> _Work instructions_: Down to the last line, the material below should be reproduced exactly.
Material for this task Block Start
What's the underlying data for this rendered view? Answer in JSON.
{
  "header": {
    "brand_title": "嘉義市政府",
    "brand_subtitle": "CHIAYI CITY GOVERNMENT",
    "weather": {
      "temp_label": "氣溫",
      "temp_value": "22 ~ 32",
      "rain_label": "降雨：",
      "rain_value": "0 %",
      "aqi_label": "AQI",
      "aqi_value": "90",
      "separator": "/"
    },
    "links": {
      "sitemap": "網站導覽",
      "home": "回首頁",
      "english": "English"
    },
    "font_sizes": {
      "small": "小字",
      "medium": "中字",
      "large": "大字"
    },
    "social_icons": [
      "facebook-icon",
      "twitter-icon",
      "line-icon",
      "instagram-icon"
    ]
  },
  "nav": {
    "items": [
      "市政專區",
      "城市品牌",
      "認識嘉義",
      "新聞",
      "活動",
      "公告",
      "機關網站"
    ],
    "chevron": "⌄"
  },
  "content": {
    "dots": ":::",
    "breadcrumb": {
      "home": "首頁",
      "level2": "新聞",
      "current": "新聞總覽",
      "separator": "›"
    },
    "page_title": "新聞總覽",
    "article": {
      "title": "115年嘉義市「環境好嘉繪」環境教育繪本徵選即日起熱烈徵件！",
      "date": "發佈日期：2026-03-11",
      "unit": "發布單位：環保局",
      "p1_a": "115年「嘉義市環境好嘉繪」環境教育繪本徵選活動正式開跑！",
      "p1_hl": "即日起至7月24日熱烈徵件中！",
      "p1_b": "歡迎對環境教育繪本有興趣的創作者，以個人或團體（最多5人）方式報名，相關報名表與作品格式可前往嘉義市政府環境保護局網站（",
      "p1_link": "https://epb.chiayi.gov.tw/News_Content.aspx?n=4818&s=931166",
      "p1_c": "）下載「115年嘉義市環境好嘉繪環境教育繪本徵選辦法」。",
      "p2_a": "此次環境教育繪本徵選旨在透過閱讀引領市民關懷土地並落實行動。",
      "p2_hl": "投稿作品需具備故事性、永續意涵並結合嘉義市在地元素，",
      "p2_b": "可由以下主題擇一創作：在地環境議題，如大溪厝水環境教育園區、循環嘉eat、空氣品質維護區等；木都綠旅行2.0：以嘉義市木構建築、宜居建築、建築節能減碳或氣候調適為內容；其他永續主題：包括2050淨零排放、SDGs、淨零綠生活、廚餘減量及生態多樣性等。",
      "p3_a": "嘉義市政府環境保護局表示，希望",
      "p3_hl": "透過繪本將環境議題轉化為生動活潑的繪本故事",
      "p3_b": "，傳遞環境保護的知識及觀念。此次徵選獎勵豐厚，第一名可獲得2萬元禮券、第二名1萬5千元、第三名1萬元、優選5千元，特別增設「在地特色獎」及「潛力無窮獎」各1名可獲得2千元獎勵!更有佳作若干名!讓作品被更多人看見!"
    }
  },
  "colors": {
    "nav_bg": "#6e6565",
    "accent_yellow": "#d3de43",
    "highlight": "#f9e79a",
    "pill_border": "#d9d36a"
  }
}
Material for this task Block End
> _Completed task_:
What's the underlying data for this rendered view? Answer in JSON.
{
  "header": {
    "brand_title": "嘉義市政府",
    "brand_subtitle": "CHIAYI CITY GOVERNMENT",
    "weather": {
      "temp_label": "氣溫",
      "temp_value": "22 ~ 32",
      "rain_label": "降雨：",
      "rain_value": "0 %",
      "aqi_label": "AQI",
      "aqi_value": "90",
      "separator": "/"
    },
    "links": {
      "sitemap": "網站導覽",
      "home": "回首頁",
      "english": "English"
    },
    "font_sizes": {
      "small": "小字",
      "medium": "中字",
      "large": "大字"
    },
    "social_icons": [
      "facebook-icon",
      "twitter-icon",
      "line-icon",
      "instagram-icon"
    ]
  },
  "nav": {
    "items": [
      "市政專區",
      "城市品牌",
      "認識嘉義",
      "新聞",
      "活動",
      "公告",
      "機關網站"
    ],
    "chevron": "⌄"
  },
  "content": {
    "dots": ":::",
    "breadcrumb": {
      "home": "首頁",
      "level2": "新聞",
      "current": "新聞總覽",
      "separator": "›"
    },
    "page_title": "新聞總覽",
    "article": {
      "title": "115年嘉義市「環境好嘉繪」環境教育繪本徵選即日起熱烈徵件！",
      "date": "發佈日期：2026-03-11",
      "unit": "發布單位：環保局",
      "p1_a": "115年「嘉義市環境好嘉繪」環境教育繪本徵選活動正式開跑！",
      "p1_hl": "即日起至7月24日熱烈徵件中！",
      "p1_b": "歡迎對環境教育繪本有興趣的創作者，以個人或團體（最多5人）方式報名，相關報名表與作品格式可前往嘉義市政府環境保護局網站（",
      "p1_link": "https://epb.chiayi.gov.tw/News_Content.aspx?n=4818&s=931166",
      "p1_c": "）下載「115年嘉義市環境好嘉繪環境教育繪本徵選辦法」。",
      "p2_a": "此次環境教育繪本徵選旨在透過閱讀引領市民關懷土地並落實行動。",
      "p2_hl": "投稿作品需具備故事性、永續意涵並結合嘉義市在地元素，",
      "p2_b": "可由以下主題擇一創作：在地環境議題，如大溪厝水環境教育園區、循環嘉eat、空氣品質維護區等；木都綠旅行2.0：以嘉義市木構建築、宜居建築、建築節能減碳或氣候調適為內容；其他永續主題：包括2050淨零排放、SDGs、淨零綠生活、廚餘減量及生態多樣性等。",
      "p3_a": "嘉義市政府環境保護局表示，希望",
      "p3_hl": "透過繪本將環境議題轉化為生動活潑的繪本故事",
      "p3_b": "，傳遞環境保護的知識及觀念。此次徵選獎勵豐厚，第一名可獲得2萬元禮券、第二名1萬5千元、第三名1萬元、優選5千元，特別增設「在地特色獎」及「潛力無窮獎」各1名可獲得2千元獎勵!更有佳作若干名!讓作品被更多人看見!"
    }
  },
  "colors": {
    "nav_bg": "#6e6565",
    "accent_yellow": "#d3de43",
    "highlight": "#f9e79a",
    "pill_border": "#d9d36a"
  }
}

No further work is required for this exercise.